→ **YOUR OBJECTIVE**
Where a line in the records below contains the string "true", tally it; give only the final number.

→ **MATERIAL SUPPLIED**
==*==

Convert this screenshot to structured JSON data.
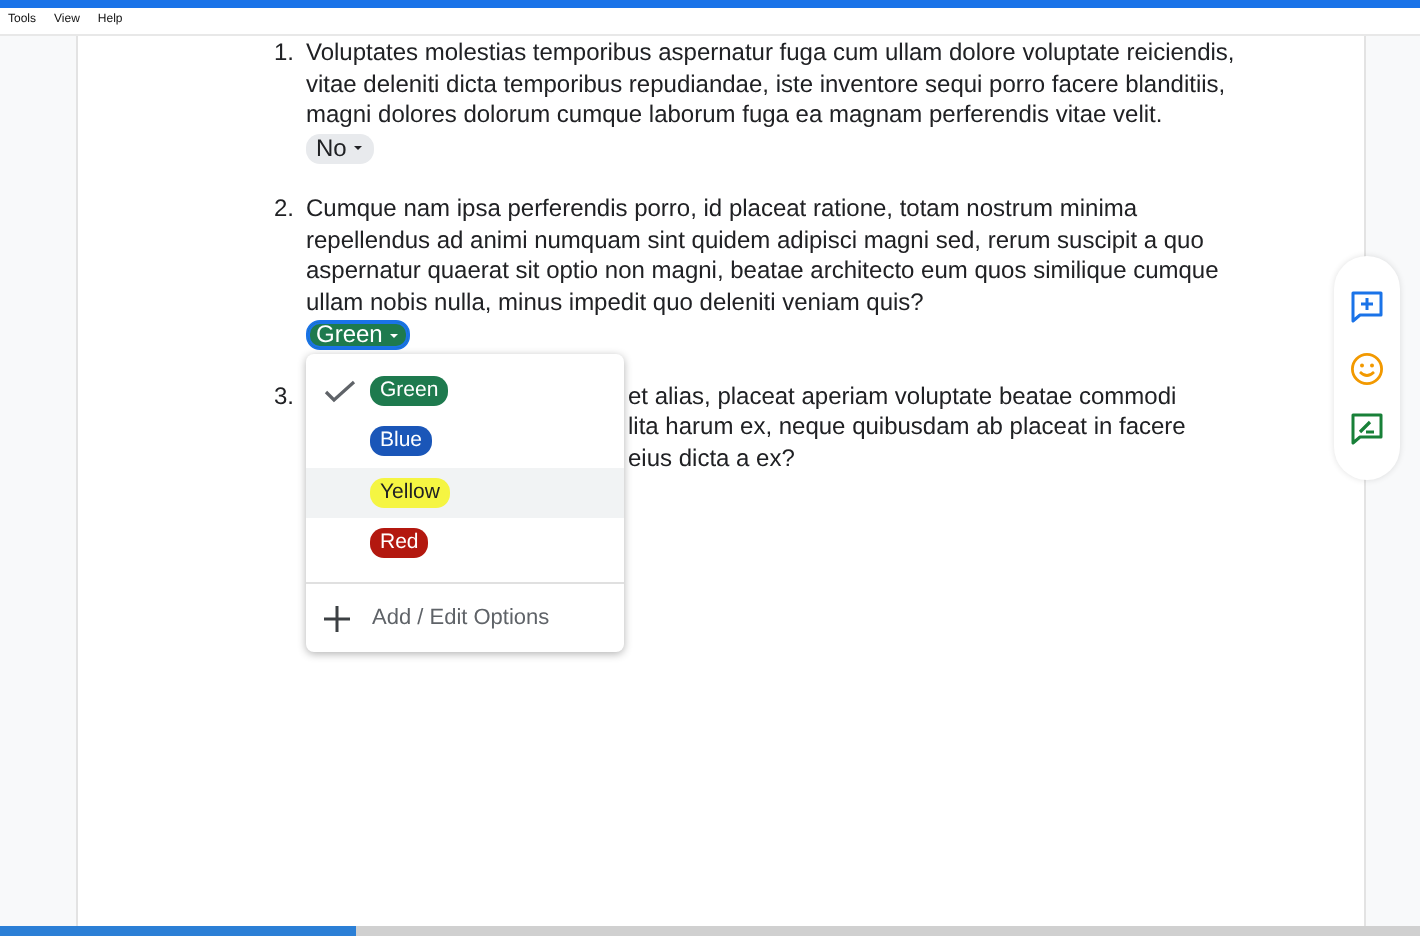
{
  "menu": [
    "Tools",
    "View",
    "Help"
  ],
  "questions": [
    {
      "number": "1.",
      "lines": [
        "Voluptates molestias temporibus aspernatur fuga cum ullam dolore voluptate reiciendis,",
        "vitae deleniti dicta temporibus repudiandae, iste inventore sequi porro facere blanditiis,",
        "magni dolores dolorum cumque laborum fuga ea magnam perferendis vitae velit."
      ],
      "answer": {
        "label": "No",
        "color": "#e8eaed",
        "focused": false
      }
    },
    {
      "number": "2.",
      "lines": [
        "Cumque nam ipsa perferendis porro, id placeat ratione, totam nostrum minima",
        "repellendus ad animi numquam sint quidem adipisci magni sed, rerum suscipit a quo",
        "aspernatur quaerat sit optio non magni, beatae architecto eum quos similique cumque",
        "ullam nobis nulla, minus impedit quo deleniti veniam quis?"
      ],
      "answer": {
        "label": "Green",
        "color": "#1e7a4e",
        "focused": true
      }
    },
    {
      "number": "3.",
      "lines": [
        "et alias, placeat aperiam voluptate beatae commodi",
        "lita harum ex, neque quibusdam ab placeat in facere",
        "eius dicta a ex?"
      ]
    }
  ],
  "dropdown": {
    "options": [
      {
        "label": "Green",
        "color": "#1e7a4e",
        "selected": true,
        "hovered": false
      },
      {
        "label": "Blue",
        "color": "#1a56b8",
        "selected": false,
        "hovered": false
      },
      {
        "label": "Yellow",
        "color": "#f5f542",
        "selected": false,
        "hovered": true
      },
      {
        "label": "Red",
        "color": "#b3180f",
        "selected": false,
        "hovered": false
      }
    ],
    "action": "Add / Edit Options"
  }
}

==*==

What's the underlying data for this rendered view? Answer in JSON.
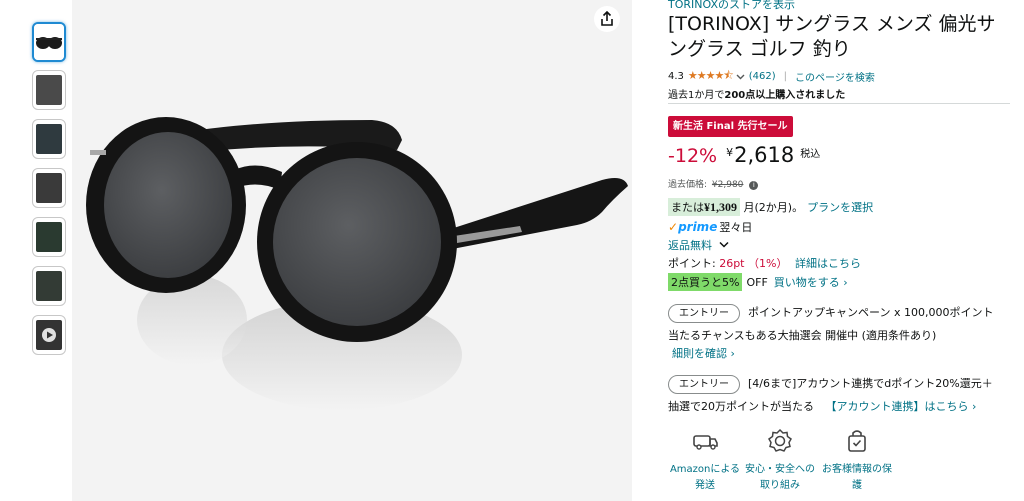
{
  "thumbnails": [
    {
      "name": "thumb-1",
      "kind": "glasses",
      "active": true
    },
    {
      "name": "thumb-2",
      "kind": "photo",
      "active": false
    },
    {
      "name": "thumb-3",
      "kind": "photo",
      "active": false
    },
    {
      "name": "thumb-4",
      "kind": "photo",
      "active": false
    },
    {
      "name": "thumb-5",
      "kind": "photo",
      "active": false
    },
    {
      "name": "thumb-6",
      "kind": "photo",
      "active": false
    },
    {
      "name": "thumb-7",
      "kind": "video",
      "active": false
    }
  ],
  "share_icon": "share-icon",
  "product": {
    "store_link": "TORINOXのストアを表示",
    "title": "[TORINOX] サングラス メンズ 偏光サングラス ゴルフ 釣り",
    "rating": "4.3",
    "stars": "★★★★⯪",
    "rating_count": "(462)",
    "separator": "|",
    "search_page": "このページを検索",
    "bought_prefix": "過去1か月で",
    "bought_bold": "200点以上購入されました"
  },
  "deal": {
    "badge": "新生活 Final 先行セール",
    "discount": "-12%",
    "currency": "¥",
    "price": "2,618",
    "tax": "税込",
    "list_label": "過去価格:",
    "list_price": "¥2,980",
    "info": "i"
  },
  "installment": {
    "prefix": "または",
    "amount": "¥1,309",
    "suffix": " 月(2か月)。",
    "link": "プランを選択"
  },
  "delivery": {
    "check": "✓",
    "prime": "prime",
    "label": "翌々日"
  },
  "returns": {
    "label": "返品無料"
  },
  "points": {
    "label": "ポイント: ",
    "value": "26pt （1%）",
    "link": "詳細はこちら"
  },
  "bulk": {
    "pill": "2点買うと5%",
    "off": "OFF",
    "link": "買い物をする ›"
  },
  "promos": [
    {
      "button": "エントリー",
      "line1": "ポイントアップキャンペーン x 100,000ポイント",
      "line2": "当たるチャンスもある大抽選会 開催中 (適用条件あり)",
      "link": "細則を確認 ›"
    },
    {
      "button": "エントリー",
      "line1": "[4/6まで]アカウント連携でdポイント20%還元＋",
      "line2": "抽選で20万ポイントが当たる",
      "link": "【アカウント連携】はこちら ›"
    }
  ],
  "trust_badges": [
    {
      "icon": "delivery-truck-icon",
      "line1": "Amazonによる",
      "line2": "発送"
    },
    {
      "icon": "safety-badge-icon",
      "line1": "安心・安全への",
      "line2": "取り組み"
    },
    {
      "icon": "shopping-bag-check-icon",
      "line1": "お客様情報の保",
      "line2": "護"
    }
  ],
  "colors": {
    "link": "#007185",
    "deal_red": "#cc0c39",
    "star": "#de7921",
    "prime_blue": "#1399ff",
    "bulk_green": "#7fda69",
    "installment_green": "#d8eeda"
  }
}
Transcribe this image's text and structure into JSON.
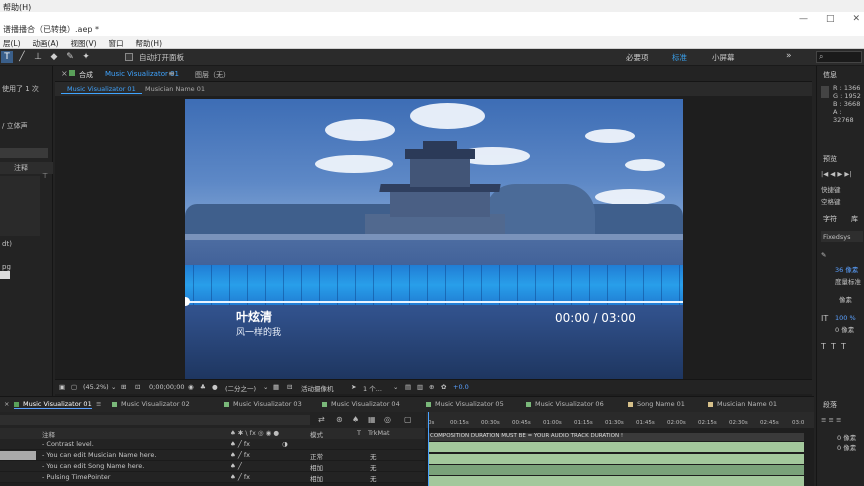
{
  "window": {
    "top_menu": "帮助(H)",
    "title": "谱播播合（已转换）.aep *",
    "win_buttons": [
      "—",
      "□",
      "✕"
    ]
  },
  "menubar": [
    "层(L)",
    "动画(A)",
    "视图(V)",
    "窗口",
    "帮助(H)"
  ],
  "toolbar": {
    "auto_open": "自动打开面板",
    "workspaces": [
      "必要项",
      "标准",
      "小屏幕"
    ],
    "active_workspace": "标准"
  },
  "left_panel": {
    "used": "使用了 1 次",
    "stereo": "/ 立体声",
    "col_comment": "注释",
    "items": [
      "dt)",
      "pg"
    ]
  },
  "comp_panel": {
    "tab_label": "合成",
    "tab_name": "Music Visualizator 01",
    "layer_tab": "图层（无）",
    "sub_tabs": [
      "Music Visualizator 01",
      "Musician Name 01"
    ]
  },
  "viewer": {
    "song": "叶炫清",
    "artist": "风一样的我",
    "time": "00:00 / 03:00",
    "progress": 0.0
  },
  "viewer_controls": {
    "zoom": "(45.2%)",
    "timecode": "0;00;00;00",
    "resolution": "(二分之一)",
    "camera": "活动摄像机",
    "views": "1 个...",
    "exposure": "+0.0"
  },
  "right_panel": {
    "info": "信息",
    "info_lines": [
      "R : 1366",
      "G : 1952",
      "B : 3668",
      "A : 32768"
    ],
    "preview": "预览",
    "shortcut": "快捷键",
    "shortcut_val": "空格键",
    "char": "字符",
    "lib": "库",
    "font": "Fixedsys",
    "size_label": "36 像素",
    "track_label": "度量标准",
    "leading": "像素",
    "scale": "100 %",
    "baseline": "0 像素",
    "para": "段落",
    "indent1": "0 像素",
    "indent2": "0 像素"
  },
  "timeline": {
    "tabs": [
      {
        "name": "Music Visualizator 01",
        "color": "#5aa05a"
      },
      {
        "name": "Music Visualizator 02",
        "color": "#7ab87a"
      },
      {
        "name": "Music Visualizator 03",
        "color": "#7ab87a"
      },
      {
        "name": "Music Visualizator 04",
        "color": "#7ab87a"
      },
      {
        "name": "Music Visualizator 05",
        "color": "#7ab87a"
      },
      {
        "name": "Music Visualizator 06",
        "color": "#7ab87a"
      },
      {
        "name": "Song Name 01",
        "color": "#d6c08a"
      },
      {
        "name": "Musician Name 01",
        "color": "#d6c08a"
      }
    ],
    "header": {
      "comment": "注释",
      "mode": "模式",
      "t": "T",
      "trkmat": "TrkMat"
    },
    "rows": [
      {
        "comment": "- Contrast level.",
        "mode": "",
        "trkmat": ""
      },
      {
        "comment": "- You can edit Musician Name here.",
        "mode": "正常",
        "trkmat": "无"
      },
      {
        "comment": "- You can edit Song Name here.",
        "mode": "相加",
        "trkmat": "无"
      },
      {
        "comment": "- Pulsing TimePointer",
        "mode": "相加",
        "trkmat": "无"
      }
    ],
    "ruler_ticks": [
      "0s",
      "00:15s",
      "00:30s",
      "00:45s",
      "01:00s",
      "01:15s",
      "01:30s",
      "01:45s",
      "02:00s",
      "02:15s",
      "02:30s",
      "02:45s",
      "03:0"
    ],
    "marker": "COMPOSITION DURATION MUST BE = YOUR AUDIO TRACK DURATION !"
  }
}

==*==

→ **WRITTEN ANSWER**
4